In adopting the Constitution, the Framers established a rough structure of government, leaving it to Congress to fill in the details. For example, while establishing that there would be a Supreme Court and lower courts, the Framers did not establish the number of judges on the Supreme Court or any significant details about the structure of the lower courts. Likewise, while recognizing that the Executive Branch would probably be divided into different departments handling the different duties of the Executive Branh, the Constitution did not establish the exact departments and left Congress free to create new departments.
One of the things that the Framers did provide for in the Constitution was that the executive departments would answer to the president. To assure this, they gave the President the power to appoint executive branch officials. However, recognizing the power of the heads of the departments (and some other appointees including judges), the Framers also required that major appointees be confirmed by the Senate (and gave Congress the power to define what appointees needed Senate confirmation). One of the things that the Framers recognized was (especially given travel time in the late Eighteenth Century) that there would be times when Congress was not in session so that the members of Congress could return home and take care of personal business. Not wanting to hamstring the government during Congressional recesses, the Framers authorized the President to temporarily fill vacancies during such recesses -- Article II, Section 2, clause 3.
In recent years, to avoid recess appointments and pocket vetoes (another power that comes into being during Congressional recesses, Congress has begun to hold nominal meetings when the House and Senate are technically in session once or twice a week even though neither house has a quorum present. At the same time, the Senate has been unable or unwilling to confirm Presidential appointments to administrative agencies, in some cases leaving those agencies without a quorum to do business. To break the disfunction of the Senate, the past several Presidents have contended that these nominal sessions are insufficient to avoid triggering the recess clause.
During one of these recesses, President Obama appointed several members to the National Labor Relations Board. Without these appointees, the NLRB would lack a quorum and would be unable to make decisions on employer-employee labor disputes referred to it under various statutes. Noel Canning Corporation lost one of the cases decided by the NLRB after these recess appointments and filed suit claiming that the recess appointments were invalid and, therefore, there was no quorum for the NLRB to make any decision in its case. In January, the Circuit Court of the District of Columbia issued an opinion finding in favor of Noel Canning. The Circuit Court rejected the claim that these were valid recesses on multiple grounds: 1) that the recess power only comes into effect during "intersession" recesses (the recess at the end of the annual session), not during intrasession recesses in the middle of a session; 2) that to properly trigger the recess power, the position must become vacant during the recess (i.e. the failure of the Senate to confirm anybody to fill an existing vacancy during a session would not authorize a recess appointment at the end of the session).

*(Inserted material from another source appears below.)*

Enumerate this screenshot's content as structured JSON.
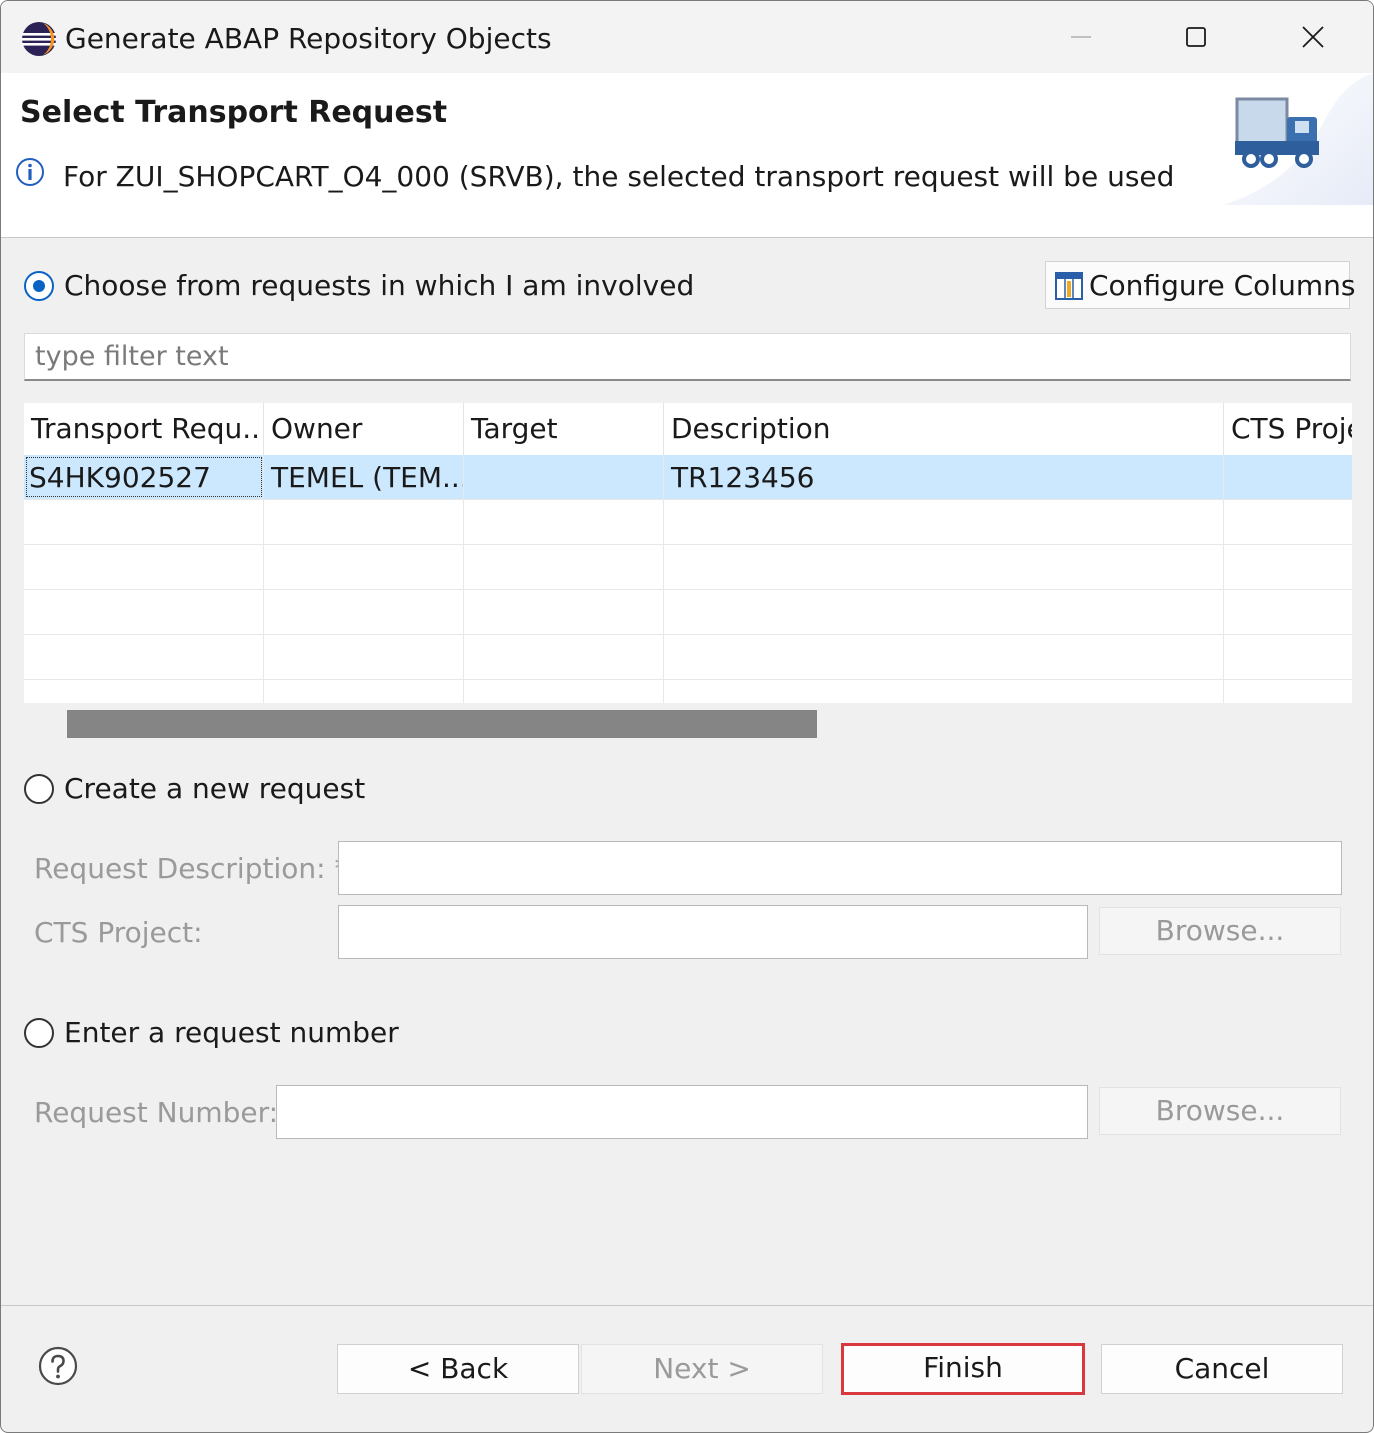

Last week, the Administration asked the Supreme Court to review this decision. In its application, the Administration asks the Court to review both theories adopted by the DC Circuit.
But for the recess appointment, a party that wishes to, but is unable to, pass changes reducing the powers of an executive agency can fulfill its goals by just refusing to confirm nominees for that agency -- whether that be the FCC, FEC, NLRB, SEC, or any of a large group of agencies that operate through a Board rather than a unitary head -- until the Board governing that agency lacks a quorum due to the expiration of the terms of its members. Even if the court takes this case, there will still be the live question of whether technical meetings are enough that Congress is still in session. Right now, it is 50-50 whether the Supreme Court will make a decision on taking this case before its summer recess. My hunch is that Noel Canning will request more time for its response, pushing a decision on taking the case until October. While the Supreme Court is likely to take this case, an October decision on taking the case would push oral argument into January or February of 2014 and a final decision into June 2014.